“Zurie was my dearest friend, Vincent,” Narcissa said. “Death did not change that.”

All three of them were silent for a moment. A friendship that transcended death? Power that allowed that friend to contact Narcissa from beyond the grave to see that her daughter was reunited with her family Below?

Finally, a little pale, Helen asked, “Why did it take so long? Mom died when I was very little, and my grandmother died four years ago.”

“Your grandmother sent you here, to the city, to make this possible, child,” Narcissa said. “But the passing of the years means nothing on the other side, so … it was some time before Zurie could reach me and make me understand what must be done.”

“Now what?” Helen directed this to Vincent.

“Now, you are one of us,” he said. “You always were. If you should need refuge, you will find it here. You become a Helper, and assist when and if you can, and we will do anything for you that we can. We are family.”

“And I,” Catherine said, with a warm smile for Helen, “have a dear, new friend with whom I can gush about Vincent.”

He reddened, and both Catherine and Helen laughed.

The musicians began tuning up, now that most people had finished eating, and Catherine turned to Vincent. “You owe me a waltz.”

“Indeed I do,” he said.

“And Vincent,” she added, “if you want to dance with Helen, too, I promise not to behave like a seventh-grade girl.”

He laughed heartily, and when Helen looked confused, he said, “I shall let Catherine explain that to you while I tell Father what we have learned … and tell the musicians that we must have two waltzes,” he added wickedly as he rose and walked away.

Vincent and Catherine had their waltz as she had wished, in front of the entire community, who tried to pretend they weren’t watching them dance, and he also had one with Helen. In her blue dress, she did look just as Catherine had dreamed, but this was a happy occasion, and Catherine felt not a twinge of jealousy.

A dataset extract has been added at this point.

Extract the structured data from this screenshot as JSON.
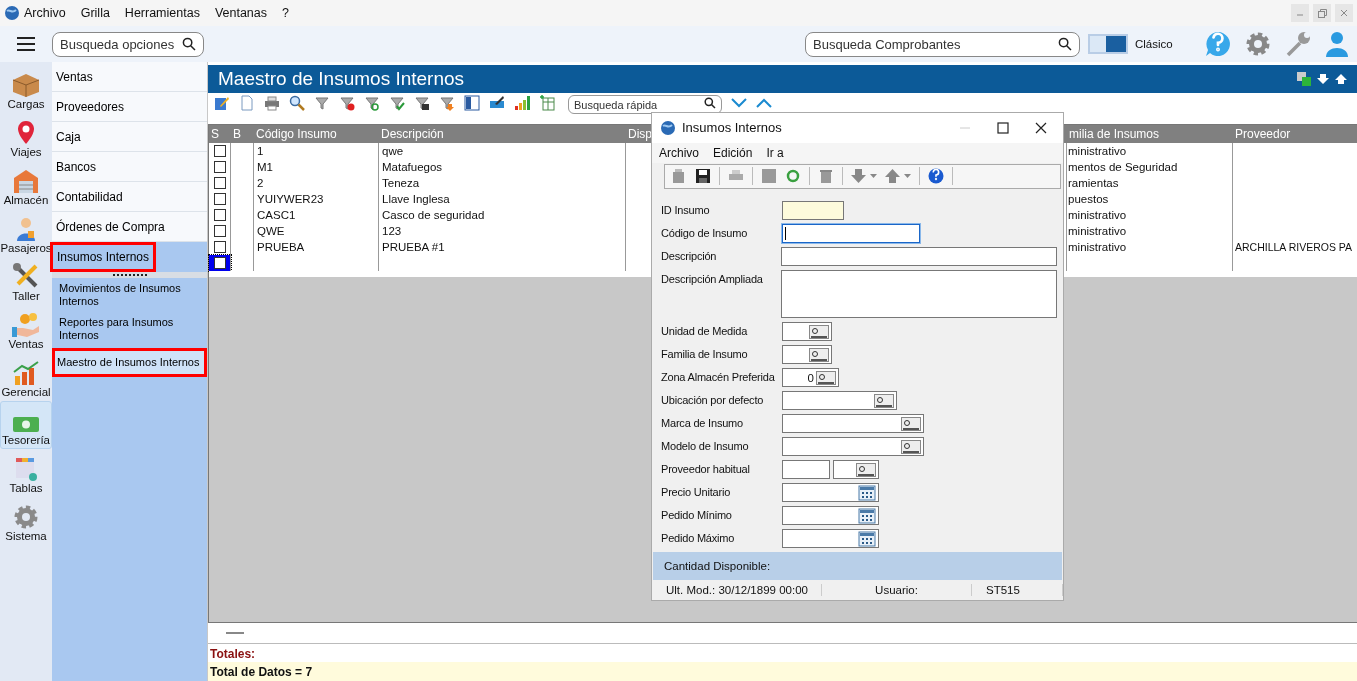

There was no reason at all for that.

After the revelry was over, Vincent walked her back to the threshold – Helen had left early, because she had to work the next day, and was escorted home by Peter – and as they paused there with the light spill coming from the sub-basement door, Vincent pulled her close ... and kissed her.

“So, a happy ending after all,” he said softly into her hair.

The End